◆ INPUT RECORDS
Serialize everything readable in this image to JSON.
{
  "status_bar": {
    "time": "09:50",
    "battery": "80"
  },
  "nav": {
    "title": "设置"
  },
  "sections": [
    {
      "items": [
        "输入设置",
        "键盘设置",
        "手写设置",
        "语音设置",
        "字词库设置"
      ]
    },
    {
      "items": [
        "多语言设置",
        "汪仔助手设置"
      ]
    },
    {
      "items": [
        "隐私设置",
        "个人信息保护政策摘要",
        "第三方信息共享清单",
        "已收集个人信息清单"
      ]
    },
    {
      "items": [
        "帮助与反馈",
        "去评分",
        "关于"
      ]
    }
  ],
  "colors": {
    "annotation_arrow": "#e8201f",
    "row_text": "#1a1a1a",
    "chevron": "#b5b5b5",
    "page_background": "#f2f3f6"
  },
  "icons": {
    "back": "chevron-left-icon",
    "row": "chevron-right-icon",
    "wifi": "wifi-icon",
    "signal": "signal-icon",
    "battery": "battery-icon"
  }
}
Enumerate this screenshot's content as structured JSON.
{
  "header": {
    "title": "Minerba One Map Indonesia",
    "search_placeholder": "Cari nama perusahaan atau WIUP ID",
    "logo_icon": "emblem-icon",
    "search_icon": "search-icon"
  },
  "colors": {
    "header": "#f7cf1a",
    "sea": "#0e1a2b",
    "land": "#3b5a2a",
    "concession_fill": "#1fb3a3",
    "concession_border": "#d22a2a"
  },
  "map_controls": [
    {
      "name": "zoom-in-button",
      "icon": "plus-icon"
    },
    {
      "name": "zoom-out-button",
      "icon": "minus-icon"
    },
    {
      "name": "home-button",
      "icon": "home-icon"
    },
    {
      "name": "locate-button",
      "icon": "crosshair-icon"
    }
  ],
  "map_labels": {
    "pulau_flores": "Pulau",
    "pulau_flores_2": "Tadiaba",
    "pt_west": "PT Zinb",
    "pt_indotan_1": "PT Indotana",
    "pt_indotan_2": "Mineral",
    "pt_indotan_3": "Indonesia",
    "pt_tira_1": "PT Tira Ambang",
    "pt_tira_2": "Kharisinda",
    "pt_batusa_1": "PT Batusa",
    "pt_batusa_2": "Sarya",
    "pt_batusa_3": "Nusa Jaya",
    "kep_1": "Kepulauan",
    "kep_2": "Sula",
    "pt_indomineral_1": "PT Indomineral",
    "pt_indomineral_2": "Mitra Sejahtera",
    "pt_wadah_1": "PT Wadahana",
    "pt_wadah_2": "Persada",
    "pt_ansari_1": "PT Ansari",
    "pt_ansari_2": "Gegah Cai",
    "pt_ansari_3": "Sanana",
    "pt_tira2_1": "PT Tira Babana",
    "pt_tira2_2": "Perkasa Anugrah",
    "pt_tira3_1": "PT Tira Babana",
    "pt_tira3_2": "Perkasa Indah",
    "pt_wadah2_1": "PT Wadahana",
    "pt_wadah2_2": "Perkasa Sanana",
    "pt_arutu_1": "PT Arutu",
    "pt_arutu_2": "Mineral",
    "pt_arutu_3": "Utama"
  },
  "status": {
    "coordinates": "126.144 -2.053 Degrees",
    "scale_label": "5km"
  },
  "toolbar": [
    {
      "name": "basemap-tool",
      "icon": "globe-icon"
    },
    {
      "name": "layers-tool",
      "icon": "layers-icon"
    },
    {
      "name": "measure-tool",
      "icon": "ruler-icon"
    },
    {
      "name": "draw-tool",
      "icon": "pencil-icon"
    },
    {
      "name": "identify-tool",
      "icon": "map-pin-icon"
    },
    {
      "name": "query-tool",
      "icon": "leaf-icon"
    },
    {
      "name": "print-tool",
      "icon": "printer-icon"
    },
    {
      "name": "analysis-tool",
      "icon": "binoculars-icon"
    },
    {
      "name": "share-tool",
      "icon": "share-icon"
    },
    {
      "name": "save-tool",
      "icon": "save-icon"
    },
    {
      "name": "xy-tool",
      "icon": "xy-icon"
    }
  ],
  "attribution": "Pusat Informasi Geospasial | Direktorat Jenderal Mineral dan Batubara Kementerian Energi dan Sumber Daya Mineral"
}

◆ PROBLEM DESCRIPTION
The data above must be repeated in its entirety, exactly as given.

◆ SOLUTION FOR THIS TASK
Serialize everything readable in this image to JSON.
{
  "status_bar": {
    "time": "09:50",
    "battery": "80"
  },
  "nav": {
    "title": "设置"
  },
  "sections": [
    {
      "items": [
        "输入设置",
        "键盘设置",
        "手写设置",
        "语音设置",
        "字词库设置"
      ]
    },
    {
      "items": [
        "多语言设置",
        "汪仔助手设置"
      ]
    },
    {
      "items": [
        "隐私设置",
        "个人信息保护政策摘要",
        "第三方信息共享清单",
        "已收集个人信息清单"
      ]
    },
    {
      "items": [
        "帮助与反馈",
        "去评分",
        "关于"
      ]
    }
  ],
  "colors": {
    "annotation_arrow": "#e8201f",
    "row_text": "#1a1a1a",
    "chevron": "#b5b5b5",
    "page_background": "#f2f3f6"
  },
  "icons": {
    "back": "chevron-left-icon",
    "row": "chevron-right-icon",
    "wifi": "wifi-icon",
    "signal": "signal-icon",
    "battery": "battery-icon"
  }
}
Enumerate this screenshot's content as structured JSON.
{
  "header": {
    "title": "Minerba One Map Indonesia",
    "search_placeholder": "Cari nama perusahaan atau WIUP ID",
    "logo_icon": "emblem-icon",
    "search_icon": "search-icon"
  },
  "colors": {
    "header": "#f7cf1a",
    "sea": "#0e1a2b",
    "land": "#3b5a2a",
    "concession_fill": "#1fb3a3",
    "concession_border": "#d22a2a"
  },
  "map_controls": [
    {
      "name": "zoom-in-button",
      "icon": "plus-icon"
    },
    {
      "name": "zoom-out-button",
      "icon": "minus-icon"
    },
    {
      "name": "home-button",
      "icon": "home-icon"
    },
    {
      "name": "locate-button",
      "icon": "crosshair-icon"
    }
  ],
  "map_labels": {
    "pulau_flores": "Pulau",
    "pulau_flores_2": "Tadiaba",
    "pt_west": "PT Zinb",
    "pt_indotan_1": "PT Indotana",
    "pt_indotan_2": "Mineral",
    "pt_indotan_3": "Indonesia",
    "pt_tira_1": "PT Tira Ambang",
    "pt_tira_2": "Kharisinda",
    "pt_batusa_1": "PT Batusa",
    "pt_batusa_2": "Sarya",
    "pt_batusa_3": "Nusa Jaya",
    "kep_1": "Kepulauan",
    "kep_2": "Sula",
    "pt_indomineral_1": "PT Indomineral",
    "pt_indomineral_2": "Mitra Sejahtera",
    "pt_wadah_1": "PT Wadahana",
    "pt_wadah_2": "Persada",
    "pt_ansari_1": "PT Ansari",
    "pt_ansari_2": "Gegah Cai",
    "pt_ansari_3": "Sanana",
    "pt_tira2_1": "PT Tira Babana",
    "pt_tira2_2": "Perkasa Anugrah",
    "pt_tira3_1": "PT Tira Babana",
    "pt_tira3_2": "Perkasa Indah",
    "pt_wadah2_1": "PT Wadahana",
    "pt_wadah2_2": "Perkasa Sanana",
    "pt_arutu_1": "PT Arutu",
    "pt_arutu_2": "Mineral",
    "pt_arutu_3": "Utama"
  },
  "status": {
    "coordinates": "126.144 -2.053 Degrees",
    "scale_label": "5km"
  },
  "toolbar": [
    {
      "name": "basemap-tool",
      "icon": "globe-icon"
    },
    {
      "name": "layers-tool",
      "icon": "layers-icon"
    },
    {
      "name": "measure-tool",
      "icon": "ruler-icon"
    },
    {
      "name": "draw-tool",
      "icon": "pencil-icon"
    },
    {
      "name": "identify-tool",
      "icon": "map-pin-icon"
    },
    {
      "name": "query-tool",
      "icon": "leaf-icon"
    },
    {
      "name": "print-tool",
      "icon": "printer-icon"
    },
    {
      "name": "analysis-tool",
      "icon": "binoculars-icon"
    },
    {
      "name": "share-tool",
      "icon": "share-icon"
    },
    {
      "name": "save-tool",
      "icon": "save-icon"
    },
    {
      "name": "xy-tool",
      "icon": "xy-icon"
    }
  ],
  "attribution": "Pusat Informasi Geospasial | Direktorat Jenderal Mineral dan Batubara Kementerian Energi dan Sumber Daya Mineral"
}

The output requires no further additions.